What to produce:
Count up the lines in the following listing that hold the word "bowl", then give only that count.

Material for the task:

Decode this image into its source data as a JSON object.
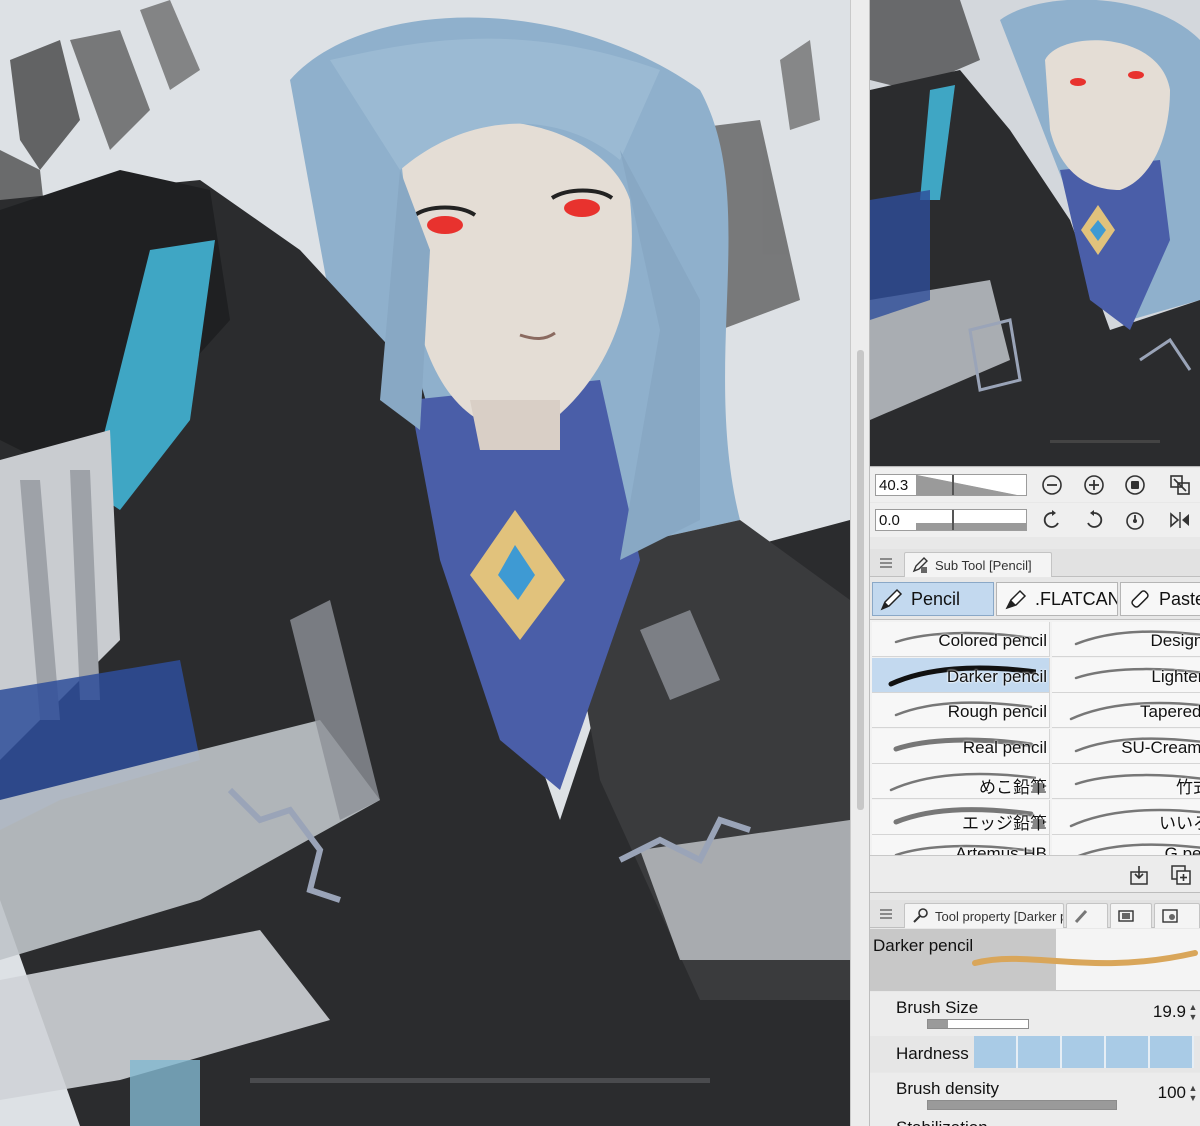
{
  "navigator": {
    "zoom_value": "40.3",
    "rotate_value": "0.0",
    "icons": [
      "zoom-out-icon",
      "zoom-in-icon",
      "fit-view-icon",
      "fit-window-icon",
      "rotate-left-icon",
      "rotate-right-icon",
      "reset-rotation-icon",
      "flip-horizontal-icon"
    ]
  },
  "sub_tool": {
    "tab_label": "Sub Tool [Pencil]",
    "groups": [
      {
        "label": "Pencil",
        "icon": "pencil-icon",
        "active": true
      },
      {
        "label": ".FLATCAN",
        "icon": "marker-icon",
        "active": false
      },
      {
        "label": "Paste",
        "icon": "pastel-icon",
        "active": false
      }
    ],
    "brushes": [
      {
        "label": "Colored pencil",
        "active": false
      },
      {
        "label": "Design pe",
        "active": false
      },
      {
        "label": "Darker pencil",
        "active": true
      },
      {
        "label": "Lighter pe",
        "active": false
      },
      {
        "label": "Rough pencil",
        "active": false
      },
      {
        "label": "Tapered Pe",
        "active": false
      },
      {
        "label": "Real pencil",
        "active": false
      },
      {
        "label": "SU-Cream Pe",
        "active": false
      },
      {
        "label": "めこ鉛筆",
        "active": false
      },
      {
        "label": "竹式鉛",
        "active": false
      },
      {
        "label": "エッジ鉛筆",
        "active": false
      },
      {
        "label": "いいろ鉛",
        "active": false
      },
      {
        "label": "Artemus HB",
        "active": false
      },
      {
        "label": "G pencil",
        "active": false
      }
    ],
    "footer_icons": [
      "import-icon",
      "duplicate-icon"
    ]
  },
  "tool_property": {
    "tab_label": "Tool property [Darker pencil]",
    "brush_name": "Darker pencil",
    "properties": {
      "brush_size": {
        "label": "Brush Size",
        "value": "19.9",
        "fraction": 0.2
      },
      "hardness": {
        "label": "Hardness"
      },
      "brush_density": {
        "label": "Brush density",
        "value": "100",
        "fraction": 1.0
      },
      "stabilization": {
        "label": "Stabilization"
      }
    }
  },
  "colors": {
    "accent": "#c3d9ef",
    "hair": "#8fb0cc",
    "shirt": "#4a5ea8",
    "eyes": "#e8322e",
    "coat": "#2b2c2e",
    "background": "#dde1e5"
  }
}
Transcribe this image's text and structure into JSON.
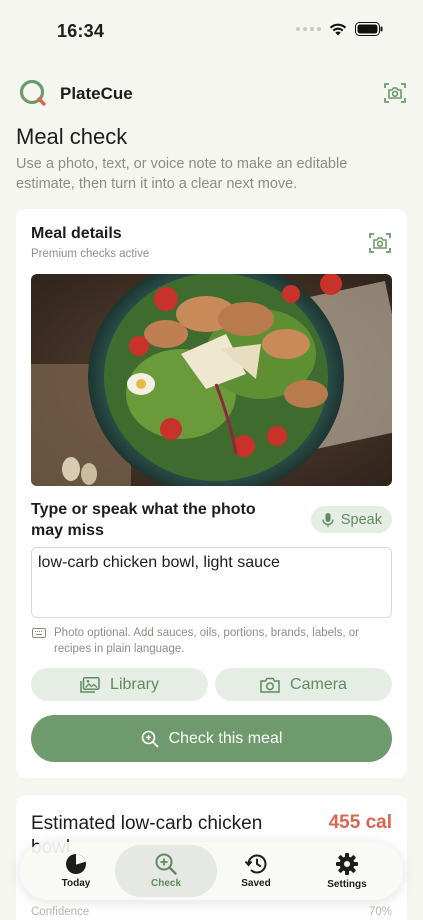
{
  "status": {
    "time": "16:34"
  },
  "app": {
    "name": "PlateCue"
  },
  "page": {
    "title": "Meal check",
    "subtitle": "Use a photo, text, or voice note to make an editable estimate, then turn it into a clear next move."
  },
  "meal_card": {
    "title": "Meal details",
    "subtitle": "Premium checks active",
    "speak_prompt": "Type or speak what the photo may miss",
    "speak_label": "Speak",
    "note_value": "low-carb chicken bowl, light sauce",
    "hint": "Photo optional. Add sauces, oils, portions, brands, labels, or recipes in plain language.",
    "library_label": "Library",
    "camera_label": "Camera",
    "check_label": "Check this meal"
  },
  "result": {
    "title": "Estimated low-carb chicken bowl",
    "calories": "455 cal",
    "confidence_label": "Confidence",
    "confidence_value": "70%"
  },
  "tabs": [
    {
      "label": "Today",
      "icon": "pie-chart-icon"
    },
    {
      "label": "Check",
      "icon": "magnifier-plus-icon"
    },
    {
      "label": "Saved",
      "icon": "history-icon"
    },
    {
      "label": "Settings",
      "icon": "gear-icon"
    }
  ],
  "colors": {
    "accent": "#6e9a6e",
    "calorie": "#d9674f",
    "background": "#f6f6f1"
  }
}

Exercise output:
2